The Virgin Blue executive team's Thursday was bad enough, given their, um, recuperation from the previous night's party celebrating V Australia's JNB flights.
And then Air NZ announced it was re-structuring its product and prices on Trans-Tasman (flights to Australia) and Pacific Island flights*, which it hinted at during its half-year results last month
. Business class will be eliminated on its A320 aircraft, which make up the bulk of its 280 Trans-Tasman and 72 Pacific Islands weekly flights. The A320s will go from 152 Biz+Y to 171 economy-only seats. Business class on Trans-Tasman B747, B767, and B777 flights is unchanged.
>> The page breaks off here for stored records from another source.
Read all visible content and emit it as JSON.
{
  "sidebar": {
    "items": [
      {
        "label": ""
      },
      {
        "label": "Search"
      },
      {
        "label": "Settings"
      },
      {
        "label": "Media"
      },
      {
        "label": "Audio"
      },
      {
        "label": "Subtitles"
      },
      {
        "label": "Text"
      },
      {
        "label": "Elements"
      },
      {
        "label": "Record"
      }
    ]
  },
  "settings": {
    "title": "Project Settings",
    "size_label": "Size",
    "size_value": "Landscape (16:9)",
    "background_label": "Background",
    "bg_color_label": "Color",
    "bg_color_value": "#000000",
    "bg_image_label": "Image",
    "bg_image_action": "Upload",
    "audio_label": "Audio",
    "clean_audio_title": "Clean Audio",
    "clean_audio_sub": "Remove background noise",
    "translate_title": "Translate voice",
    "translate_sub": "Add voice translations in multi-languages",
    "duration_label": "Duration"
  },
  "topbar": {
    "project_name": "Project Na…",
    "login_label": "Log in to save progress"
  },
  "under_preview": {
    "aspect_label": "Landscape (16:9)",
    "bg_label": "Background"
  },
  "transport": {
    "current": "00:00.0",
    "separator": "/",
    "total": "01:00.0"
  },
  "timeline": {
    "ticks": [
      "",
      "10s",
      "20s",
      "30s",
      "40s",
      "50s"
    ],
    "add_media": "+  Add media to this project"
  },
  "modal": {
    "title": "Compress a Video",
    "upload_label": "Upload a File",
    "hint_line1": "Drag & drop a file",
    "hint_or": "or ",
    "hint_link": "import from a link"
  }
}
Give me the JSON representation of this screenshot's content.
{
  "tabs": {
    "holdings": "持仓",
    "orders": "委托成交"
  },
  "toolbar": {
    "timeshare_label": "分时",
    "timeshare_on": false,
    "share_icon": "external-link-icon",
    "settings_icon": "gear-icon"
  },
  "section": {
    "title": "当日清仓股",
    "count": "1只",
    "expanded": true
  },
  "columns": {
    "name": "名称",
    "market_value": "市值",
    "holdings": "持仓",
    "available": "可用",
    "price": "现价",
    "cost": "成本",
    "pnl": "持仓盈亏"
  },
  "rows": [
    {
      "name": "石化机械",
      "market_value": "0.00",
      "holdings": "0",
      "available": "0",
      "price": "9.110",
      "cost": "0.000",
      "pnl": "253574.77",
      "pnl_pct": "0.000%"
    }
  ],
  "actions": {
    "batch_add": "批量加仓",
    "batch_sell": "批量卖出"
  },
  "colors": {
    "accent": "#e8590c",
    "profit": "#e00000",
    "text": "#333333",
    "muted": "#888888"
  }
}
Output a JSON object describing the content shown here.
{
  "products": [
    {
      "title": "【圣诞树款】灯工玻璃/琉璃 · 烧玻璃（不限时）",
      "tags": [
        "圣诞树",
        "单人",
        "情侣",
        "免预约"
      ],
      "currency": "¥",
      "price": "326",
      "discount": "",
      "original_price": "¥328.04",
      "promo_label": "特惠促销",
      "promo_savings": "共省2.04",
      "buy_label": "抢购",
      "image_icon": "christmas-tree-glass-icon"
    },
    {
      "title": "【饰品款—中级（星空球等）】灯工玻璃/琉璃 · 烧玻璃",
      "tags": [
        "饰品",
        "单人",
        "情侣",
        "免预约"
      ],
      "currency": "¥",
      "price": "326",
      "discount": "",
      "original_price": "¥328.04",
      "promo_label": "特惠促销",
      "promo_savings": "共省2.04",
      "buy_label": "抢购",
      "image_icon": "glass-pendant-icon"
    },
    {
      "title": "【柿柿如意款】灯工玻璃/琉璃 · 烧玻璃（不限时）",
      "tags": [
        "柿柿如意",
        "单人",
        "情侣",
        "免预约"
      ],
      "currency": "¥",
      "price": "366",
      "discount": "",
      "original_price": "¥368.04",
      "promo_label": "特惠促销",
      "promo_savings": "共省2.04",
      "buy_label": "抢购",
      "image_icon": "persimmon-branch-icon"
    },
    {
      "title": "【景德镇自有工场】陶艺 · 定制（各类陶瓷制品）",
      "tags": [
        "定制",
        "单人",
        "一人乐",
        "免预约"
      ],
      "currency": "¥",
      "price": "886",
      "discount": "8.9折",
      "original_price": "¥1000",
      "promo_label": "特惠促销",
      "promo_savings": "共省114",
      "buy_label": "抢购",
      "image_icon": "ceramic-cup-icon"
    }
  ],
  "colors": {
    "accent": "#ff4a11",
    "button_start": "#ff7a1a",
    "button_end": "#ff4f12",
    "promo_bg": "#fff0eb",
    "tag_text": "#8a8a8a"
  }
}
To calm investors giddy about premium travel returning, Air NZ justifies its move by saying only one in eight business seats gets sold on flights out of Wellington and Christchurch. That means one seat was sold in the entire business cabin.
Economy on all Trans-Tasman/Pacific Islands flights (A320, B747, B767, B777) will be split into four different service levels with the hard product staying the same. Price differences have not yet been released.
The airline will trial the structure out of Christchurch with fares going on sale from 29 April for travel from late August. The structure goes Trans-Tasman system-wide in early September with service being rolled out from late November.
See Air NZ's diagram of the four services:
Splitting economy into different categories was first floated in the region by Virgin Blue CEO Brett Godfrey last September, although his thoughts on Virgin Blue's "Airline of the Future" also included changing seat pitch. Air NZ's announcement is by no means an exact replication, but they are on Godfrey's heels.
And Air NZ has also made a mistake.
As Air NZ's diagram shows, the further down you go on the list the more amenities you have. If you want to choose your seat you also have to pay for luggage and a meal. If you want lounge access, you also have to pay for the seat next to you to be empty.
But what if you want a meal and no bag? Or lounge access but couldn't care about the seat next to you because you'll sleep?
That's the argument LCCs hold dearly. AirAsia X now offers lie-flat business-class-like beds (post on that coming in the next few days), but if you want a meal you'll still need to pay for it separately.
Therein lies the crux: Air NZ needs to compete better with Virgin Blue and Jetstar, whom it is losing passengers to, without being branded a low-cost carrier and damaging its reputation for more lucrative long-haul bookings. LCCs have nothing to lose and passengers to gain.Sunday update:
Air NZ General Manager Shorthaul Airlines Bruce Parton wrote
on an online forum: "The key for this is that the leisure end of the market is the largest
(72%) and is fast growing both in NZ and Aust[.] We have to be able to compete there and its all about price - this
product lets us do that without becoming a budget airline".
Air NZ rightfully gets credit as being innovative for its past initiatives like the Skycouch
and selling of empty seats
, but in this case if the carrier really wanted to be innovative it would have completely unbundled its product and given passengers complete choice.
Unbundling has been a hot topic these past few years, but will Air NZ's
response catch on in the short/medium-haul market, or will other full-service carriers (particularly in the US) go for a true a-la-carte model?
*Airline Route reports service from Auckland to Papeete, Niue, Perth and Sydney to Rarotonga will go unchanged, but Air NZ could not be contacted to confirm this.